* WHAT IS BEING ASKED: Please repeat the entries below exactly as written, leaving out any images.
----
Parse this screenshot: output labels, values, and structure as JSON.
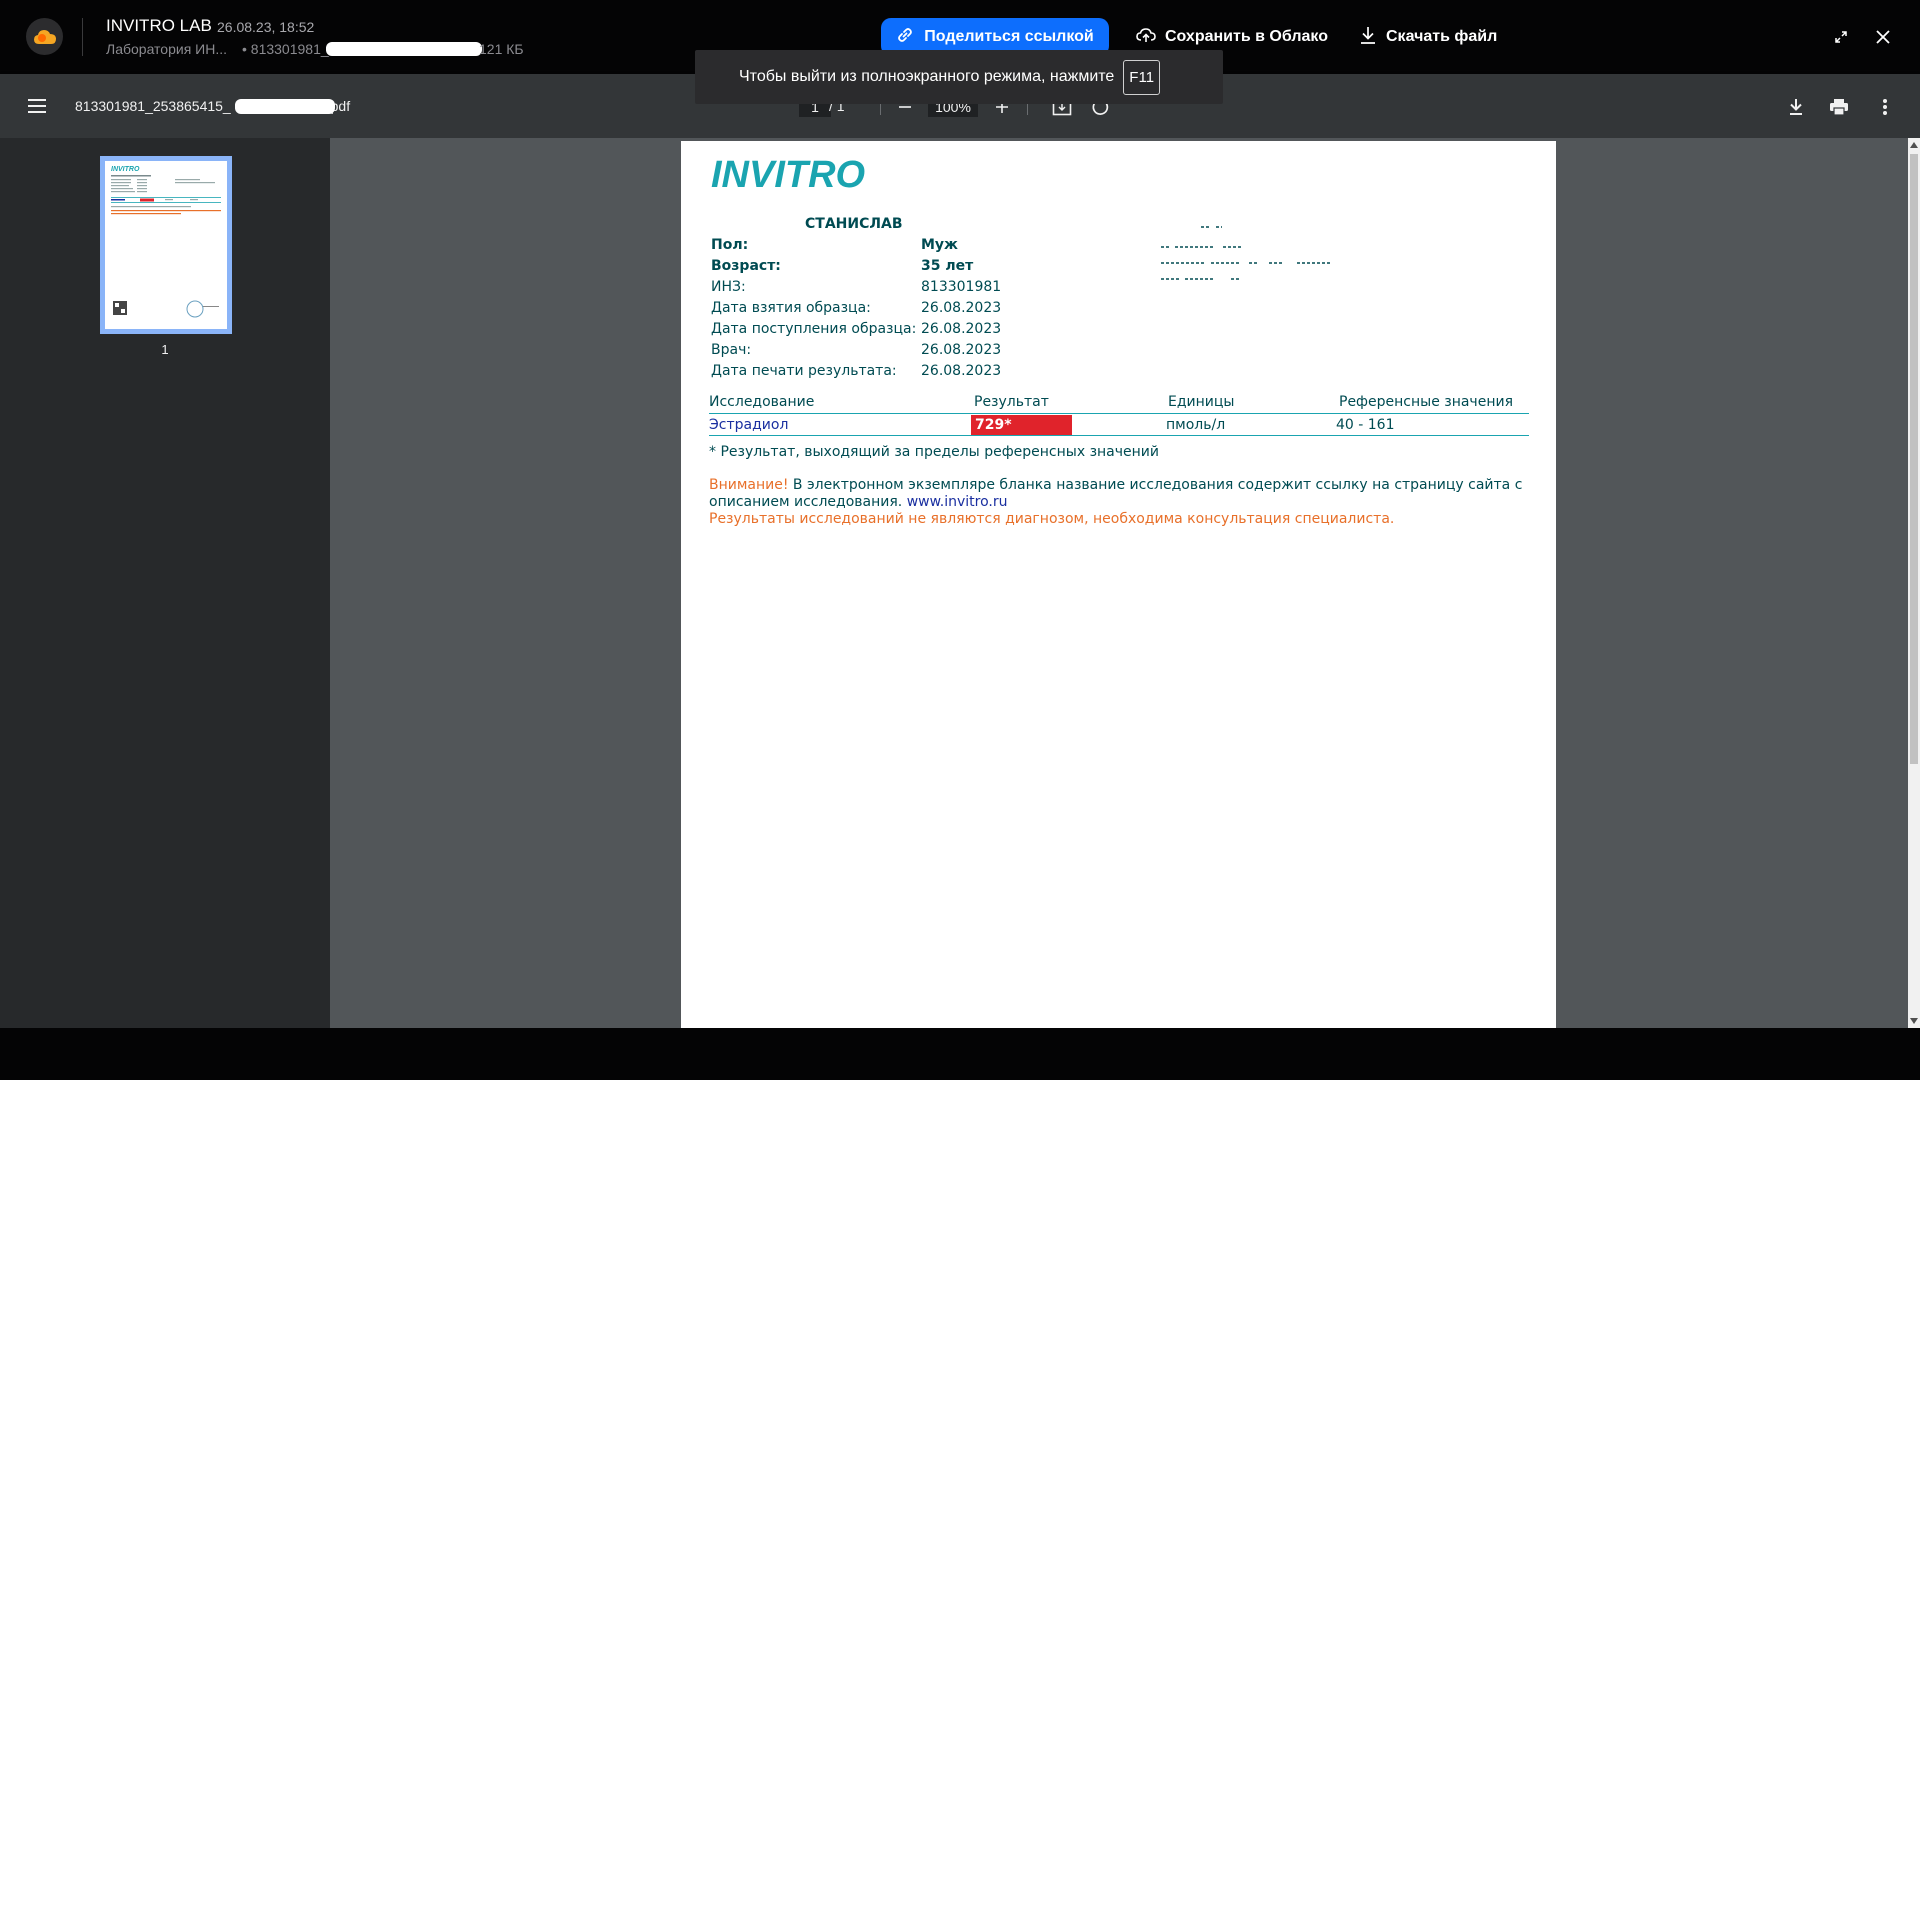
{
  "mail": {
    "sender": "INVITRO LAB",
    "date": "26.08.23, 18:52",
    "folder": "Лаборатория ИН...",
    "file_prefix": "• 813301981_",
    "file_size": "121 КБ",
    "share_label": "Поделиться ссылкой",
    "save_cloud_label": "Сохранить в Облако",
    "download_label": "Скачать файл"
  },
  "fullscreen_tip": {
    "text": "Чтобы выйти из полноэкранного режима, нажмите",
    "key": "F11"
  },
  "viewer": {
    "filename_prefix": "813301981_253865415_",
    "filename_suffix": ".pdf",
    "page_current": "1",
    "page_total": "/ 1",
    "zoom": "100%",
    "thumbnail_label": "1"
  },
  "report": {
    "brand": "INVITRO",
    "patient_first_name": "СТАНИСЛАВ",
    "labels": {
      "sex": "Пол:",
      "age": "Возраст:",
      "inz": "ИНЗ:",
      "sample_taken": "Дата взятия образца:",
      "sample_received": "Дата поступления образца:",
      "doctor": "Врач:",
      "print_date": "Дата печати результата:"
    },
    "values": {
      "sex": "Муж",
      "age": "35 лет",
      "inz": "813301981",
      "sample_taken": "26.08.2023",
      "sample_received": "26.08.2023",
      "doctor": "26.08.2023",
      "print_date": "26.08.2023"
    },
    "table": {
      "headers": [
        "Исследование",
        "Результат",
        "Единицы",
        "Референсные значения"
      ],
      "rows": [
        {
          "test": "Эстрадиол",
          "result": "729*",
          "units": "пмоль/л",
          "reference": "40 - 161"
        }
      ]
    },
    "footnote": "* Результат, выходящий за пределы референсных значений",
    "notice_label": "Внимание!",
    "notice_text": " В электронном экземпляре бланка название исследования содержит ссылку на страницу сайта с описанием исследования. ",
    "notice_link": "www.invitro.ru",
    "disclaimer": "Результаты исследований не являются диагнозом, необходима консультация специалиста."
  },
  "colors": {
    "brand_teal": "#1aa4b0",
    "result_out_of_range": "#e0232b",
    "share_button": "#0d6efd"
  }
}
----
* WRITTEN ANSWER:
Parse this screenshot: output labels, values, and structure as JSON.
{
  "mail": {
    "sender": "INVITRO LAB",
    "date": "26.08.23, 18:52",
    "folder": "Лаборатория ИН...",
    "file_prefix": "• 813301981_",
    "file_size": "121 КБ",
    "share_label": "Поделиться ссылкой",
    "save_cloud_label": "Сохранить в Облако",
    "download_label": "Скачать файл"
  },
  "fullscreen_tip": {
    "text": "Чтобы выйти из полноэкранного режима, нажмите",
    "key": "F11"
  },
  "viewer": {
    "filename_prefix": "813301981_253865415_",
    "filename_suffix": ".pdf",
    "page_current": "1",
    "page_total": "/ 1",
    "zoom": "100%",
    "thumbnail_label": "1"
  },
  "report": {
    "brand": "INVITRO",
    "patient_first_name": "СТАНИСЛАВ",
    "labels": {
      "sex": "Пол:",
      "age": "Возраст:",
      "inz": "ИНЗ:",
      "sample_taken": "Дата взятия образца:",
      "sample_received": "Дата поступления образца:",
      "doctor": "Врач:",
      "print_date": "Дата печати результата:"
    },
    "values": {
      "sex": "Муж",
      "age": "35 лет",
      "inz": "813301981",
      "sample_taken": "26.08.2023",
      "sample_received": "26.08.2023",
      "doctor": "26.08.2023",
      "print_date": "26.08.2023"
    },
    "table": {
      "headers": [
        "Исследование",
        "Результат",
        "Единицы",
        "Референсные значения"
      ],
      "rows": [
        {
          "test": "Эстрадиол",
          "result": "729*",
          "units": "пмоль/л",
          "reference": "40 - 161"
        }
      ]
    },
    "footnote": "* Результат, выходящий за пределы референсных значений",
    "notice_label": "Внимание!",
    "notice_text": " В электронном экземпляре бланка название исследования содержит ссылку на страницу сайта с описанием исследования. ",
    "notice_link": "www.invitro.ru",
    "disclaimer": "Результаты исследований не являются диагнозом, необходима консультация специалиста."
  },
  "colors": {
    "brand_teal": "#1aa4b0",
    "result_out_of_range": "#e0232b",
    "share_button": "#0d6efd"
  }
}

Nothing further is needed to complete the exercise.